The three teachers spray-painted their hands with the same red paint they used on the building – unafraid to be caught "red-handed” by the police for their crime.
They were among more than 200 campaigners, including up to 100 teachers and a number of children, who marched on the DfE in the rain this morning to deliver a letter calling for “appropriate support to teach the reality of this crisis and to properly prepare young people for their future".
The letter highlights warnings from the Intergovernmental Panel on Climate Change (IPCC) that there are just 11 years to make “far-reaching changes to every aspect of society” in order to avoid the “catastrophic consequences of climate and ecological breakdown".
The other teacher, a geography teacher from West London, who gave his name as Finn, said: “We need to increase the teaching and training of young people and adults about this climate crisis. I teach geography and work closely with science teachers and we do not even reference the ecological crisis.”
XR coordinator Tim Jones, who quit his £38,000 teaching job earlier this year to campaign full-time with XR and who has himself been arrested for obstructing a highway during a previous demonstration, said the teachers were potentially putting their jobs at risk. He said: “These three teachers have chosen to do something which they would never normally do which is to break the law by effectively defacing a government building…and they are sitting there with their red hands to acknowledge what they’ve done. Nobody is trying to get away with anything.”
A spokesperson for the DfE said: “It is important that pupils are taught about climate change, which is why it is included in the national curriculum for both primary and secondary schools.

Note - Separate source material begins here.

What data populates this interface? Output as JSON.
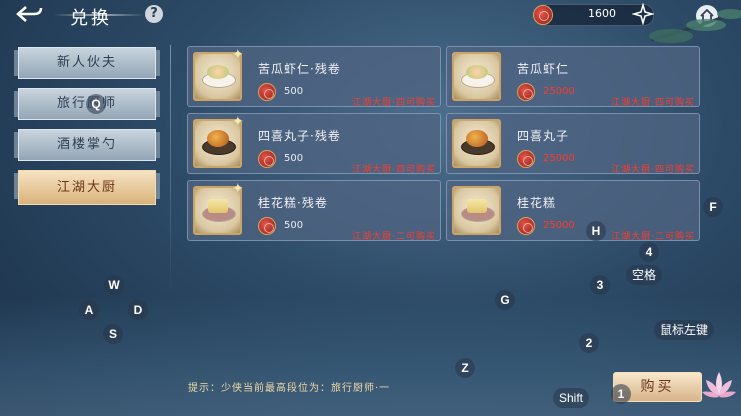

“This government is a world leader in tackling climate change, and we are the first major economy to legislate for net-zero emissions by 2050 – a target recommended by the Committee on Climate Change.”